------ PROVIDED RECORDS

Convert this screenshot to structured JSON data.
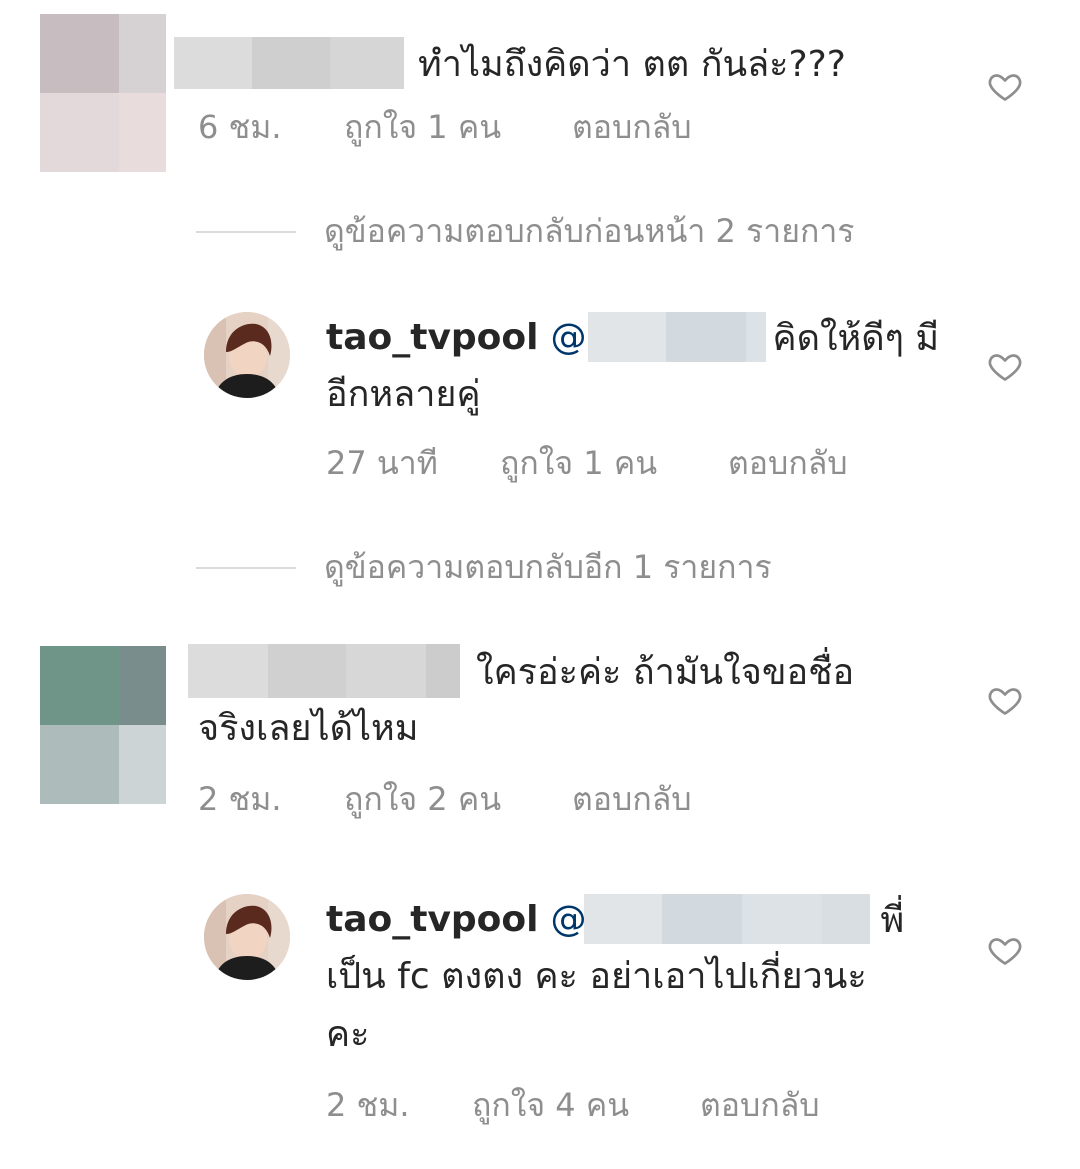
{
  "comments": [
    {
      "text_after_redaction": "ทำไมถึงคิดว่า ตต กันล่ะ???",
      "time": "6 ชม.",
      "likes": "ถูกใจ 1 คน",
      "reply": "ตอบกลับ",
      "view_more": "ดูข้อความตอบกลับก่อนหน้า 2 รายการ",
      "reply_item": {
        "username": "tao_tvpool",
        "mention_prefix": "@",
        "text_line1": "คิดให้ดีๆ มี",
        "text_line2": "อีกหลายคู่",
        "time": "27 นาที",
        "likes": "ถูกใจ 1 คน",
        "reply": "ตอบกลับ"
      },
      "view_more_after": "ดูข้อความตอบกลับอีก 1 รายการ"
    },
    {
      "text_line1_after_redaction": "ใครอ่ะค่ะ ถ้ามันใจขอชื่อ",
      "text_line2": "จริงเลยได้ไหม",
      "time": "2 ชม.",
      "likes": "ถูกใจ 2 คน",
      "reply": "ตอบกลับ",
      "reply_item": {
        "username": "tao_tvpool",
        "mention_prefix": "@",
        "text_line1_after_redaction": "พี่",
        "text_line2": "เป็น fc ตงตง คะ อย่าเอาไปเกี่ยวนะ",
        "text_line3": "คะ",
        "time": "2 ชม.",
        "likes": "ถูกใจ 4 คน",
        "reply": "ตอบกลับ"
      }
    }
  ],
  "icons": {
    "heart": "heart-outline-icon"
  },
  "colors": {
    "text": "#262626",
    "meta": "#8e8e8e",
    "mention": "#00376b",
    "divider": "#dbdbdb"
  }
}
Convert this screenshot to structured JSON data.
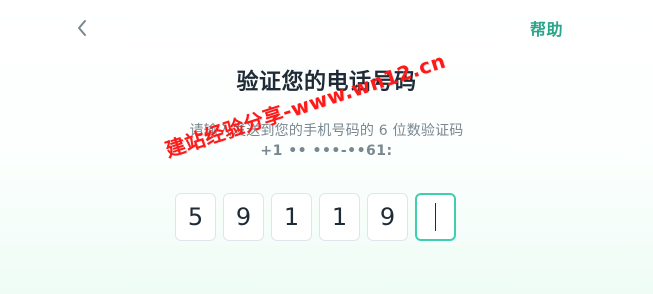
{
  "header": {
    "back_icon": "chevron-left-icon",
    "help_label": "帮助",
    "accent_color": "#2aa48a"
  },
  "main": {
    "title": "验证您的电话号码",
    "subtitle": "请输入发送到您的手机号码的 6 位数验证码",
    "phone_masked": "+1 •• •••-••61:",
    "code_digits": [
      "5",
      "9",
      "1",
      "1",
      "9",
      ""
    ],
    "active_index": 5,
    "active_border_color": "#3fcfb0"
  },
  "watermark": {
    "text": "建站经验分享-www.wn12.cn"
  }
}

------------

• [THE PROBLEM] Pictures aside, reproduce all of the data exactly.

• [ANSWER BOX]
Convert this screenshot to structured JSON data.
{
  "comments": [
    {
      "text_after_redaction": "ทำไมถึงคิดว่า ตต กันล่ะ???",
      "time": "6 ชม.",
      "likes": "ถูกใจ 1 คน",
      "reply": "ตอบกลับ",
      "view_more": "ดูข้อความตอบกลับก่อนหน้า 2 รายการ",
      "reply_item": {
        "username": "tao_tvpool",
        "mention_prefix": "@",
        "text_line1": "คิดให้ดีๆ มี",
        "text_line2": "อีกหลายคู่",
        "time": "27 นาที",
        "likes": "ถูกใจ 1 คน",
        "reply": "ตอบกลับ"
      },
      "view_more_after": "ดูข้อความตอบกลับอีก 1 รายการ"
    },
    {
      "text_line1_after_redaction": "ใครอ่ะค่ะ ถ้ามันใจขอชื่อ",
      "text_line2": "จริงเลยได้ไหม",
      "time": "2 ชม.",
      "likes": "ถูกใจ 2 คน",
      "reply": "ตอบกลับ",
      "reply_item": {
        "username": "tao_tvpool",
        "mention_prefix": "@",
        "text_line1_after_redaction": "พี่",
        "text_line2": "เป็น fc ตงตง คะ อย่าเอาไปเกี่ยวนะ",
        "text_line3": "คะ",
        "time": "2 ชม.",
        "likes": "ถูกใจ 4 คน",
        "reply": "ตอบกลับ"
      }
    }
  ],
  "icons": {
    "heart": "heart-outline-icon"
  },
  "colors": {
    "text": "#262626",
    "meta": "#8e8e8e",
    "mention": "#00376b",
    "divider": "#dbdbdb"
  }
}
Convert this screenshot to structured JSON data.
{
  "header": {
    "back_icon": "chevron-left-icon",
    "help_label": "帮助",
    "accent_color": "#2aa48a"
  },
  "main": {
    "title": "验证您的电话号码",
    "subtitle": "请输入发送到您的手机号码的 6 位数验证码",
    "phone_masked": "+1 •• •••-••61:",
    "code_digits": [
      "5",
      "9",
      "1",
      "1",
      "9",
      ""
    ],
    "active_index": 5,
    "active_border_color": "#3fcfb0"
  },
  "watermark": {
    "text": "建站经验分享-www.wn12.cn"
  }
}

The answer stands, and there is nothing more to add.